South East Asia is about to become borderless; someone is keeping tabs on the North Korean leadership apparatus and campaign financing is under the spotlight.
January 2015 sees the establishment of the Association of Southeast Asian Nations (ASEAN) Community
which will attempt to harmonise the security, economics and socio cultural communities of ten nations. Naturally, some parties are concerned about the impact that removing borders will have on the region. What does this mean for financial services?
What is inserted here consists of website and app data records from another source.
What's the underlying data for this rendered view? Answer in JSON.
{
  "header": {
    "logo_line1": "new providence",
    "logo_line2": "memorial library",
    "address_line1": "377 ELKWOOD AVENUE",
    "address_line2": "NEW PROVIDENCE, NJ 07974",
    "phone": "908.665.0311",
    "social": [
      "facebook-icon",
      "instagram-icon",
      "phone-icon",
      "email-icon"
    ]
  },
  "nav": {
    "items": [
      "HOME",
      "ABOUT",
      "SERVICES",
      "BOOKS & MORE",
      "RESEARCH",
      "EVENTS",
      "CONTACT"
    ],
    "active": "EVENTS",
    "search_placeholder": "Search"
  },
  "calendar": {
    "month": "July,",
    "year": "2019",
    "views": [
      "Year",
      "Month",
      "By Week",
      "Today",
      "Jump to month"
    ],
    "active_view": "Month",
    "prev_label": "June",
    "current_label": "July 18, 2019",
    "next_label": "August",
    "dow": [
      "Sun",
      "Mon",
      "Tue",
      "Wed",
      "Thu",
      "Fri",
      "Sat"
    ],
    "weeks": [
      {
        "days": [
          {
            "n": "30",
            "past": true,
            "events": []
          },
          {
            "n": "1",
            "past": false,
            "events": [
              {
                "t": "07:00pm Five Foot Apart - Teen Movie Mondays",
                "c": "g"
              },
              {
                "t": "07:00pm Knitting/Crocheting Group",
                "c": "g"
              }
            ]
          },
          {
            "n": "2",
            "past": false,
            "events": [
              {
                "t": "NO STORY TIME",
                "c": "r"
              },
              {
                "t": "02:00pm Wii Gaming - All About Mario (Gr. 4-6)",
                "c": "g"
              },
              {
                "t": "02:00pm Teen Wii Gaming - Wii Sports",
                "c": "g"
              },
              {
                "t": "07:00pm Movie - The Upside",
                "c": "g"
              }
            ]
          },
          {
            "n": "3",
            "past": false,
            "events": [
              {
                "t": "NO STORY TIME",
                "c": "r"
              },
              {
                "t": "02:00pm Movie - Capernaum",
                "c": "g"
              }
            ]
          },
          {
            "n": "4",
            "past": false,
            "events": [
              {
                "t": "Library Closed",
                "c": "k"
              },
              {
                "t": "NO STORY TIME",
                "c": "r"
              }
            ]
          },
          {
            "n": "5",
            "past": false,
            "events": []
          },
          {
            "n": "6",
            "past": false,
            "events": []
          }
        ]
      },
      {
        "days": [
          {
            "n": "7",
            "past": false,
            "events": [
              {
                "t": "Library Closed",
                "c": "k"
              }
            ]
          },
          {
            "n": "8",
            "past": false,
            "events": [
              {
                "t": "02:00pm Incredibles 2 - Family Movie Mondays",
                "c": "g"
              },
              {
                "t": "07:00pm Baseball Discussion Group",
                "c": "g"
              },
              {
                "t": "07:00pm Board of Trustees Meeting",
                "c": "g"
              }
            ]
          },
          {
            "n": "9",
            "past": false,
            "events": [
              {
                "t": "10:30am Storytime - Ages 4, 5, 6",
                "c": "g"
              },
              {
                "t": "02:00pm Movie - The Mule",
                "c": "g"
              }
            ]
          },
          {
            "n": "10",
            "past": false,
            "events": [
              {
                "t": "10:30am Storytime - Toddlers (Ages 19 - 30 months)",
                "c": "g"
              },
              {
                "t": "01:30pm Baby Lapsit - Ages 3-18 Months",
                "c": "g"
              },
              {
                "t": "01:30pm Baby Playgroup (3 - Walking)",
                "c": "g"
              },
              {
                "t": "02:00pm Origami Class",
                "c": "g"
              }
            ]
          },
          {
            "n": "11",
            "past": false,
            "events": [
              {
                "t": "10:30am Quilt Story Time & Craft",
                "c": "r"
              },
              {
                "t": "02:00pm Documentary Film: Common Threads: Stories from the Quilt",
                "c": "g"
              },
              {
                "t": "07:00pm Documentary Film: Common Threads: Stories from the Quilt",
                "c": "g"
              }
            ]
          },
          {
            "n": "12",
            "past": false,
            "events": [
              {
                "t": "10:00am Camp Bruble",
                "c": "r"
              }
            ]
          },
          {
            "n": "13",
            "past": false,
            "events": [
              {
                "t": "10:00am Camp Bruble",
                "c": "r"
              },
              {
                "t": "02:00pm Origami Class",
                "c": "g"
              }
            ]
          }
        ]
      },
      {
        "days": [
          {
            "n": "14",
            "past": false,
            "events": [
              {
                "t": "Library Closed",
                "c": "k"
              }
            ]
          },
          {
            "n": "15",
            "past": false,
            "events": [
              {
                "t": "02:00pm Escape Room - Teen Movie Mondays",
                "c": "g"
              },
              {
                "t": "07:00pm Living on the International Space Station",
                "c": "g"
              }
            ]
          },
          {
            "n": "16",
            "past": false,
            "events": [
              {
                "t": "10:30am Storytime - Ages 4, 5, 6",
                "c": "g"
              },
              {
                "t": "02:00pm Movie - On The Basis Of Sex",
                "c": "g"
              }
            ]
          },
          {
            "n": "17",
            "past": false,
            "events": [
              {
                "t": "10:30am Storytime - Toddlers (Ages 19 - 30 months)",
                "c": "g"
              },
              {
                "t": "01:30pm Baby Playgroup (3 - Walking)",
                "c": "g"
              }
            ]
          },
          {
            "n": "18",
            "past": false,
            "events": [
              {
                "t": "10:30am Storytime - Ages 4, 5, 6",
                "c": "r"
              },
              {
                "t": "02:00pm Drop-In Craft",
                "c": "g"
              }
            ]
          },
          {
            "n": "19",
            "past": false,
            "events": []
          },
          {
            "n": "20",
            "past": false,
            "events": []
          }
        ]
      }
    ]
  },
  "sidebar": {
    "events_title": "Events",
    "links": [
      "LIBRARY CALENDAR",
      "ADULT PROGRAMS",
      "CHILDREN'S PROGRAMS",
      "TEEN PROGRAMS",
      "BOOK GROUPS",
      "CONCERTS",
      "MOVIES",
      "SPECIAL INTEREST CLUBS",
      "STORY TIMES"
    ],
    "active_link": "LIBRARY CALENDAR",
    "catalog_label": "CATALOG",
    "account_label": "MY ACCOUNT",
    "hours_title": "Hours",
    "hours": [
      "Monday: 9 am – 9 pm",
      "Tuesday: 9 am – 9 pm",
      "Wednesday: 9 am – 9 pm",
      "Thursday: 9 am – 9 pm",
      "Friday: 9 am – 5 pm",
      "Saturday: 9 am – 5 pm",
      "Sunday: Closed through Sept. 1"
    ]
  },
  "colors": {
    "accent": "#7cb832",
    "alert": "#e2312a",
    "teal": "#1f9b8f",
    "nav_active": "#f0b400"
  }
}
The reduction of border controls in Asia is likely to lead to an increase in transnational organised crime, experts have warned. The primary objective of organised criminal activity - drug and human trafficking, counterfeiting, environmental crimes - is to make money and it does, in abundance. As organised criminals want to appear legitimate, they try to make their money appear clean and do so by getting it into the financial system. Although direct placement of the proceeds of crime is becoming more difficult as banks become more aware of money laundering typologies and build better defences, gaps in the system may become apparent in ASEAN if the national borders are eliminated.
Cross border crime in South East Asia alone generates close to USD100m and this is a conservative estimate according to specialists from the UN Office on Drugs and Crime.
On a small scale, the border between Thailand and Burma is porous; I’ve seen holes in the fence and gaps where people climb through from one side to the other in plain view of Thai border guards. These areas are used by locals travelling for work or to see family.
Further south, stories are rife of border patrols taking bungs to allow the trafficking of sex workers across the border from Thailand into Malaysia.
On a larger scale, might it be feasible for the proceeds of a bribe or tax evasion paid in one ASEAN nation to be lost in the financial system of an ASEAN neighbour?
North Korean PEP names:
For almost the entire month of October, Kim Jung Un, the North Korean leader was missing from view and the subject of speculation on his whereabouts and status.
Broken ankles due to a fall, gout or imprisonment by his own generals for some re-education were all touted. But due to the limited amount of information published by the Democratic Peoples' Republic of Korea (DPRK), we can only speculate.
North Korea is the subject of sanctions and sits in permanent residence on the FATF’s Non-Cooperative Countries list since it was reopened in February 2010.
The North Korean Leadership Watch blog promises to provide ‘accurate and precise information’ on North Korea’s politically exposed and senior public officials. Starting at the top with the Kim family, the blog lists the Secretariat of the Party Central Committee, changes in the Party Central committee and where possible the names of the most senior people in various departments, including administration and the military. It’s worth reading through this to glean names and an idea of how the DPRK is set up. The real pay off, though comes in the biographies section, which lists details on more than 100 DPRK PEPs. They are probably on your screening lists already, and the likelihood of them actually having accounts in their own names may be limited, but again, worth adding to your databases.